> **WHAT YOU ARE ASKED TO DO**: In the records below, find the lines that include "worked" and copy each.

> **Excerpts from an interface dataset**:
'''
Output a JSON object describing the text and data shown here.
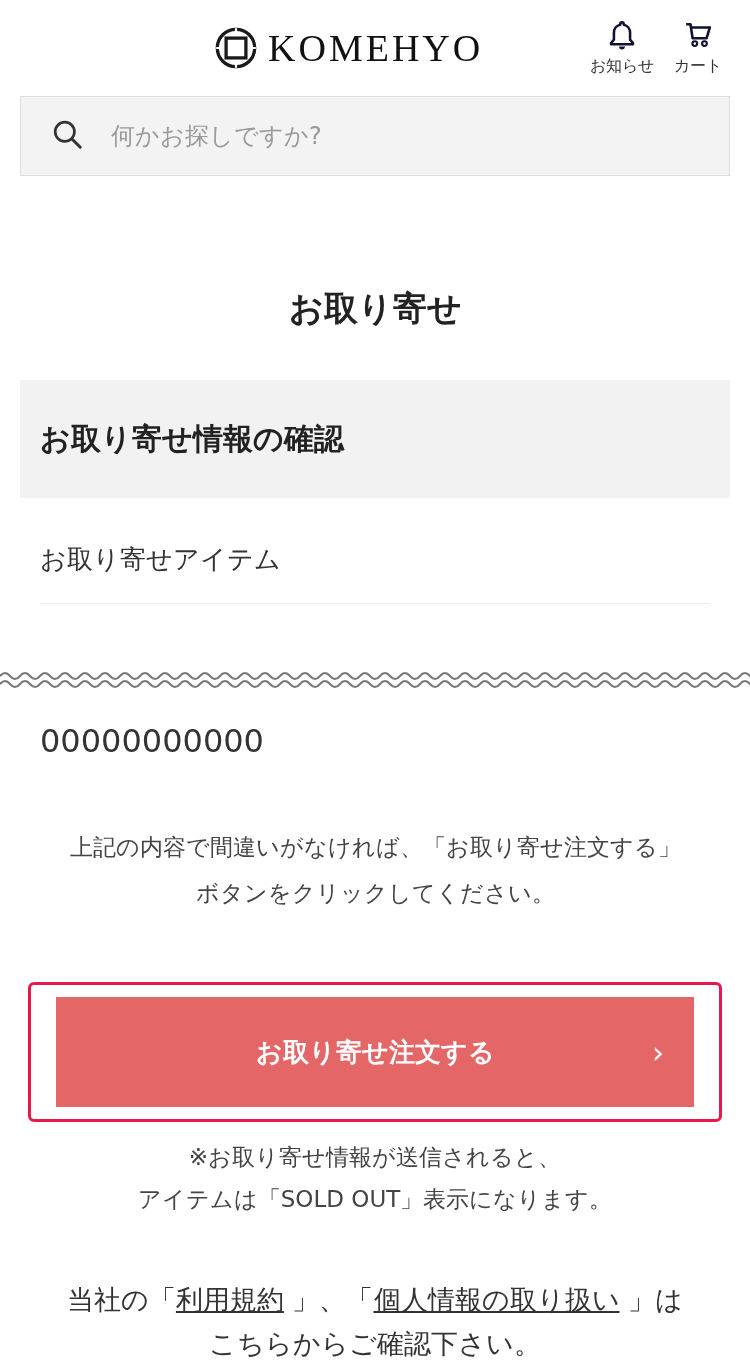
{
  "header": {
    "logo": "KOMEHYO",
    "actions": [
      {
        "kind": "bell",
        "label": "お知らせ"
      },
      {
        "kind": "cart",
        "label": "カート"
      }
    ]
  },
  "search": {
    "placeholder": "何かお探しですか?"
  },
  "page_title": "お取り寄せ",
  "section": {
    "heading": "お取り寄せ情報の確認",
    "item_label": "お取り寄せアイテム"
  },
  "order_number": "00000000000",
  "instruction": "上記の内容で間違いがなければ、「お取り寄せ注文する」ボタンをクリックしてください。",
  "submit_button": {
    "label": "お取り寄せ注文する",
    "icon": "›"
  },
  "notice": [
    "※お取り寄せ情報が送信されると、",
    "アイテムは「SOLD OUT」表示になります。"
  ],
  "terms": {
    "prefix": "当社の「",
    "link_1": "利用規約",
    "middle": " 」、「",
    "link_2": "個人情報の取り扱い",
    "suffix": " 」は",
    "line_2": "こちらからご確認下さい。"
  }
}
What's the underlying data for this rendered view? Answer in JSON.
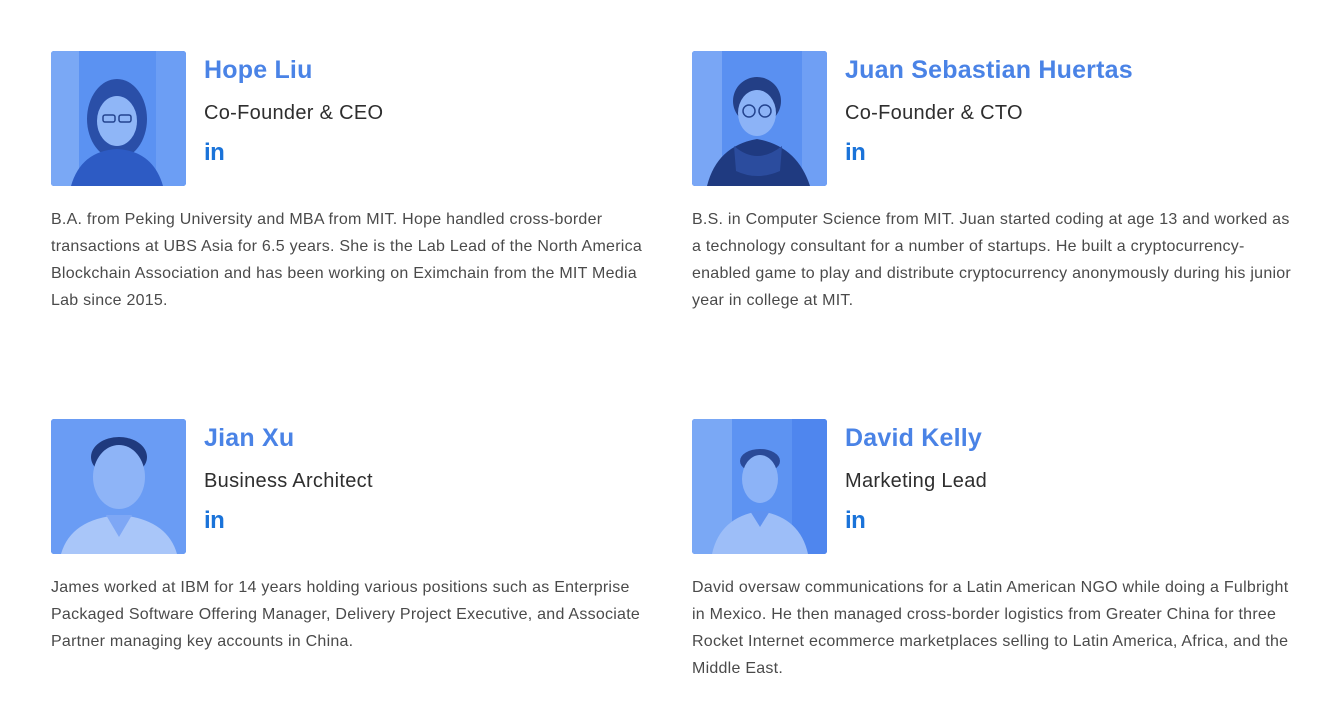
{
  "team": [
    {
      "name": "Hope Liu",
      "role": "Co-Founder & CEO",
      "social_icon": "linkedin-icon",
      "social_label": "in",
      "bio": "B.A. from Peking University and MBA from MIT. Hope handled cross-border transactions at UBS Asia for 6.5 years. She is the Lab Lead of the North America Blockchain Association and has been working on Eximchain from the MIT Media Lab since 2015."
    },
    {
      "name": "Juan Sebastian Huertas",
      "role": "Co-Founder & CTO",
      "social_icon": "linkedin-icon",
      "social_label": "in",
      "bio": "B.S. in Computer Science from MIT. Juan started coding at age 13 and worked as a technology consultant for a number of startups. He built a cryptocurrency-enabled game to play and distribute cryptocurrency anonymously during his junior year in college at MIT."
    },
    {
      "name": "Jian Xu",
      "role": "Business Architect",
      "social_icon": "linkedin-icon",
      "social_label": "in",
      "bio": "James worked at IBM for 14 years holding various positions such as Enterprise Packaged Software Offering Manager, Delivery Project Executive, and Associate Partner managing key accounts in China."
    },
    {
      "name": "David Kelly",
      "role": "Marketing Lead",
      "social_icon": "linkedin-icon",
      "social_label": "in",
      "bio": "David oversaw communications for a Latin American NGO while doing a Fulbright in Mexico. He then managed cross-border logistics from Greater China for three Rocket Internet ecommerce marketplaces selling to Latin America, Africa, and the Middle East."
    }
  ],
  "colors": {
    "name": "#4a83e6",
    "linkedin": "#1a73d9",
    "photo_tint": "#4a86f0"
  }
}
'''
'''
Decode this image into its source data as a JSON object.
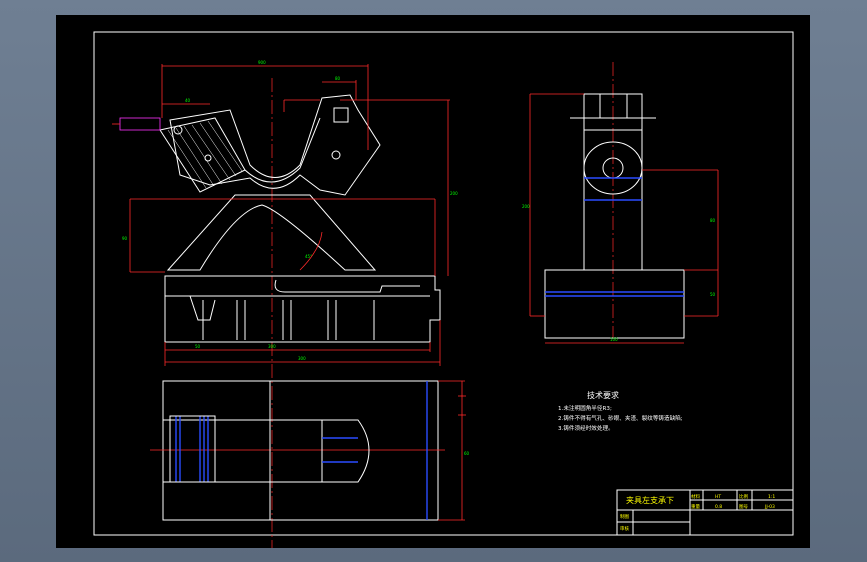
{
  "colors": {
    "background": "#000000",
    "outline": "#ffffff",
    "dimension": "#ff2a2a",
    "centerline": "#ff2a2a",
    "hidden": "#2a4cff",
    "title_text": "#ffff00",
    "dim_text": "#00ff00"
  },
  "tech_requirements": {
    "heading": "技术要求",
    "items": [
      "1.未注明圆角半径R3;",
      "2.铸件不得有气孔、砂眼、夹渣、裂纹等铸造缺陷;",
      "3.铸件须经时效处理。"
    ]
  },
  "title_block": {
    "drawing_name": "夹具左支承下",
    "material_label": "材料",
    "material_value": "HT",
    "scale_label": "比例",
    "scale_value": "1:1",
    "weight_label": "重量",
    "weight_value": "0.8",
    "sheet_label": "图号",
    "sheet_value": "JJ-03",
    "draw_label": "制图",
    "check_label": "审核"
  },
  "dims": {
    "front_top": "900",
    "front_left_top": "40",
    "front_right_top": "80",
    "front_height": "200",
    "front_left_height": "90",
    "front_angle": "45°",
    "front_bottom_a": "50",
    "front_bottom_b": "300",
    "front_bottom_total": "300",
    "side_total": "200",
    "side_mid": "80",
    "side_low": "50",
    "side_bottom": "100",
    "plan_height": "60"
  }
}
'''
> **OUTPUT OF THE EXERCISE**:
      "bio": "B.S. in Computer Science from MIT. Juan started coding at age 13 and worked as a technology consultant for a number of startups. He built a cryptocurrency-enabled game to play and distribute cryptocurrency anonymously during his junior year in college at MIT."
      "bio": "James worked at IBM for 14 years holding various positions such as Enterprise Packaged Software Offering Manager, Delivery Project Executive, and Associate Partner managing key accounts in China."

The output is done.